It encourages business to academia collaborations and aims to facilitate business growth and promote innovation.
Recycled school that means business
The University of Huddersfield’s commitment to the world of commerce, entrepreneurship and environmental responsibility was further demonstrated in 2011 by the creation of the new Business School at a cost of £17 million.
It involved the demolition of a two-storey unlisted 19th century mill and its replacement with a four-storey, 4,000 m2 structure linked by a curved block to the existing faculty. Ingeniously, 90% of the demolished mill was reused in the new building, principally stone and timbers.
International star Sir Patrick Stewart, former chancellor of the university, was suitably impressed at the opening ceremony.
He told staff and students: “We really mean business here at the University of Huddersfield and this splendid new building makes the point.
“In the short time that it has been up and running, the new Business School has already proved its worth.
“And of course the Business School was a substantial investment for the university – a £17m investment not only in real estate but in the future of the students, from Britain and overseas, who will pass through these doors.”
“It is the latest in a sequence of stunningly well-designed and built additions to the university campus,” he said.
“I cannot believe that any town-based university in the country has such an attractive campus as we do, with its inspirational mixture of the new and the old with a ribbon of waterway running through it.”
A sensitive balance
A consistent theme throughout Huddersfield’s recent campus development programme has been a careful consideration of the relationship between the town and the university, between the present and the past.
“In recent years our campus transformation programme has concentrated on new structures, such as the Oastler Building. We have some major new-build projects in the pipeline as part of a £260m programme of investment over the next 15 years.
But we have also had great success with refashioning existing structures, such as the award-winning canalside buildings.
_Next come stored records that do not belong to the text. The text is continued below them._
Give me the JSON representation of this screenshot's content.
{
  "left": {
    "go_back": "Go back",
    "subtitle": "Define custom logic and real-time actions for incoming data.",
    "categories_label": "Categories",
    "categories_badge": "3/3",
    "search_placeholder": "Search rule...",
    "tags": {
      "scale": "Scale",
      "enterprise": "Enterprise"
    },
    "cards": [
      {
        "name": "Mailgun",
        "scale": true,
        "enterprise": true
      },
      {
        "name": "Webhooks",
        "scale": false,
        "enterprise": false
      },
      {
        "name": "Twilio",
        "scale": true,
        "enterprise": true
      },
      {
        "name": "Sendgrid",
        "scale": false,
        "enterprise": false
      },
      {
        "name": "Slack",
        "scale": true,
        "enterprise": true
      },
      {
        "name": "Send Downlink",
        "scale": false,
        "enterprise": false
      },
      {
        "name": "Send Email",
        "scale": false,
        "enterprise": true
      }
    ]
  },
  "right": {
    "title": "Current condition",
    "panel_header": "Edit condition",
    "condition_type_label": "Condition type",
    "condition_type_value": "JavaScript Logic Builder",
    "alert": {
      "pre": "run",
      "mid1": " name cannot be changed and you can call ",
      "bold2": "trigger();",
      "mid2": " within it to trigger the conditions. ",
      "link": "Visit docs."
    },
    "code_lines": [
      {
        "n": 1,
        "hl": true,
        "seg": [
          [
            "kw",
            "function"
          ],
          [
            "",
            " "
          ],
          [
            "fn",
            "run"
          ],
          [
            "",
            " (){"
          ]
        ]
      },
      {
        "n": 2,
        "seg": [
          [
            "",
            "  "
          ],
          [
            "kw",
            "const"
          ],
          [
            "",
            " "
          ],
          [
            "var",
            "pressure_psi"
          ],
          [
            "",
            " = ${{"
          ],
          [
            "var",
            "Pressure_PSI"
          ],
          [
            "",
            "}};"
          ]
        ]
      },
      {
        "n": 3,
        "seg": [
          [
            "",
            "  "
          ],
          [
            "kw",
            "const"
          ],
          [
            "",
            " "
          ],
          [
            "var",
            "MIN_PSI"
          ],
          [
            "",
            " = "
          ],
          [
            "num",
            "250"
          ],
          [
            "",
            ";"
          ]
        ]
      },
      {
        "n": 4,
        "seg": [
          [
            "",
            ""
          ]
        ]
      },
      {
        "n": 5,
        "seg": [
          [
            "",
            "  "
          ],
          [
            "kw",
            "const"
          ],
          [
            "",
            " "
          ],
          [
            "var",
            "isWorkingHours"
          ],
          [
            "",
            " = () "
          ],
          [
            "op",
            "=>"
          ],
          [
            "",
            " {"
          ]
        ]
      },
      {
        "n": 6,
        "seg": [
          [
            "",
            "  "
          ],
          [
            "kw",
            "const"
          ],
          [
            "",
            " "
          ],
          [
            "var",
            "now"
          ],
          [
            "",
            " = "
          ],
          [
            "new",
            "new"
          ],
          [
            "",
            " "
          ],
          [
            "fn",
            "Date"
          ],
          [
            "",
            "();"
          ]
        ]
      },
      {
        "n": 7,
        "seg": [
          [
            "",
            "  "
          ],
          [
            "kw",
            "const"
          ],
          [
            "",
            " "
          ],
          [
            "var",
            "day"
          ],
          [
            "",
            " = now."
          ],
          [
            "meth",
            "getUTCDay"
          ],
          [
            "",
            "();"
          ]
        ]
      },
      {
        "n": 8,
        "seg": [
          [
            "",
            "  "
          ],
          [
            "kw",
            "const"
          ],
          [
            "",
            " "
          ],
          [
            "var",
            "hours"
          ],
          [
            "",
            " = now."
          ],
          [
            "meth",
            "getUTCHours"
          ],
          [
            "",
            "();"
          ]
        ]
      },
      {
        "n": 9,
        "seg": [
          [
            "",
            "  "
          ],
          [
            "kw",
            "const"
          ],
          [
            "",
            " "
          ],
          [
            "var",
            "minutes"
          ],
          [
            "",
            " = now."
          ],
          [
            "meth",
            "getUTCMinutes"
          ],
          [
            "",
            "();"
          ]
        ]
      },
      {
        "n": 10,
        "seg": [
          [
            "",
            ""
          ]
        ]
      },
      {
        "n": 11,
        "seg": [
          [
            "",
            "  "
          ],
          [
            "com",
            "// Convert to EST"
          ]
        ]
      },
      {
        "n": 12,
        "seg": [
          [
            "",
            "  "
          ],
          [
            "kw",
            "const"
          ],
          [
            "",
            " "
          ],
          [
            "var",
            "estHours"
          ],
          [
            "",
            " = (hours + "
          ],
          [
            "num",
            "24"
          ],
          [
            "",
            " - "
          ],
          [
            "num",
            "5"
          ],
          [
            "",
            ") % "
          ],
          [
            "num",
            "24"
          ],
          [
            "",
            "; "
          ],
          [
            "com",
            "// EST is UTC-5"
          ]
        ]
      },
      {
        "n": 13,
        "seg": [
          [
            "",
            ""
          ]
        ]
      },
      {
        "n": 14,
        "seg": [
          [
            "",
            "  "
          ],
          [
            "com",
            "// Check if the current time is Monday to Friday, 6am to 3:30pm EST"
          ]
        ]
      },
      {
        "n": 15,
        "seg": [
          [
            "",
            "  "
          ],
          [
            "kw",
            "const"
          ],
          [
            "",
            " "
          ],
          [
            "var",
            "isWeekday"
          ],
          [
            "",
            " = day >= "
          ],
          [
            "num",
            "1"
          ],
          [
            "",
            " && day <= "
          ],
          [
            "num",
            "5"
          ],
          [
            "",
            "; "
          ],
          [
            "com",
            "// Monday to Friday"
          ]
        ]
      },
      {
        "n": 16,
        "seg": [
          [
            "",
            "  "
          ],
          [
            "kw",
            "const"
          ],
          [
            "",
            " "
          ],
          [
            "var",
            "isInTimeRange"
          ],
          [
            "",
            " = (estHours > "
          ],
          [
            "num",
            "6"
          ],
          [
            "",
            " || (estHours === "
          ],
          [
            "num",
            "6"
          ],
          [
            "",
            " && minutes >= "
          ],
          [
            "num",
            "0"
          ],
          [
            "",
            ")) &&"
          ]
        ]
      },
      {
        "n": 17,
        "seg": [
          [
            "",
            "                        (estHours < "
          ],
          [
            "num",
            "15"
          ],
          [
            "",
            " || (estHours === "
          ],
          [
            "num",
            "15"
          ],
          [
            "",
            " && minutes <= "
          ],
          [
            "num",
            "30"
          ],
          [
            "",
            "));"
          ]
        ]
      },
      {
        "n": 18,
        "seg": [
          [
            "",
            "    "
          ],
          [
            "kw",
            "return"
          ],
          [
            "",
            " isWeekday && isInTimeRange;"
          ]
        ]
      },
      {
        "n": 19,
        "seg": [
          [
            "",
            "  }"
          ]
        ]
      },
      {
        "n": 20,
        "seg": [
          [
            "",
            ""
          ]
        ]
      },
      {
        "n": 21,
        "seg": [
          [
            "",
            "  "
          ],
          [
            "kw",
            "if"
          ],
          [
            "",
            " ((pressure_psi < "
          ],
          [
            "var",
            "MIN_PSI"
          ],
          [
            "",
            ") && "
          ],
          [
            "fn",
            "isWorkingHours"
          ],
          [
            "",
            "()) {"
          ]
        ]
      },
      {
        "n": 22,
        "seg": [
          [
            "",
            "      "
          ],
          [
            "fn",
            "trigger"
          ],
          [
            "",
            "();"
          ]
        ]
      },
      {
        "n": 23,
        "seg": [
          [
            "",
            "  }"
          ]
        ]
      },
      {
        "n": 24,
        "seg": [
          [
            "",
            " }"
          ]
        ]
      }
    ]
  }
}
The Joseph Priestley overhaul is an important part of this strand and by the time it is completed we will effectively have an exciting new building on the campus, without losing the integrity of the existing structure.”
– Colin Blair, Director of Estates, University of Huddersfield
The University of Huddersfield owns eight listed buildings, among the most outside Oxford and Cambridge. The town centre itself contains 460; this means the civic and university authorities have to tread carefully together to maintain and enhance historic assets through a policy of optimum viable use, whilst ensuring new builds are compatible with their surroundings.
More investment to come
The intention over the coming years is to expand further into the Western campus to provide an extra 35,000m2. This in turn will allow space in existing campus buildings to be released for interior refurbishment and expansion.
The university is a significant and valued part of the Huddersfield community, contributing as it does £300 million to the local economy. Its growth, along with its commitment to local sourcing of materials and manpower, means the next ten years or so look like exciting times for the town – academically, architecturally and economically.
Introducing Primrose Hill Student Residence
This property has been fully occupied since being converted into student accommodation in 2012. Its location a nine minute walk from the university campus has helped make it popular with Huddersfield’s large student population, and means it will be able to capitalise on high demand for accommodation as the local student population continues to grow.
- All income predetermined, contracted and fixed for 10 years
- 8% NET (years 1-2), 9% NET (years 3-4), 10% NET (years 5-10)
- Immediate income from exchange of contracts
- Fully managed by sector specialists
- Zero costs during fixed income period
- 51 recently renovated student en-suites
- Available from £45,950
- Discover more about this property investment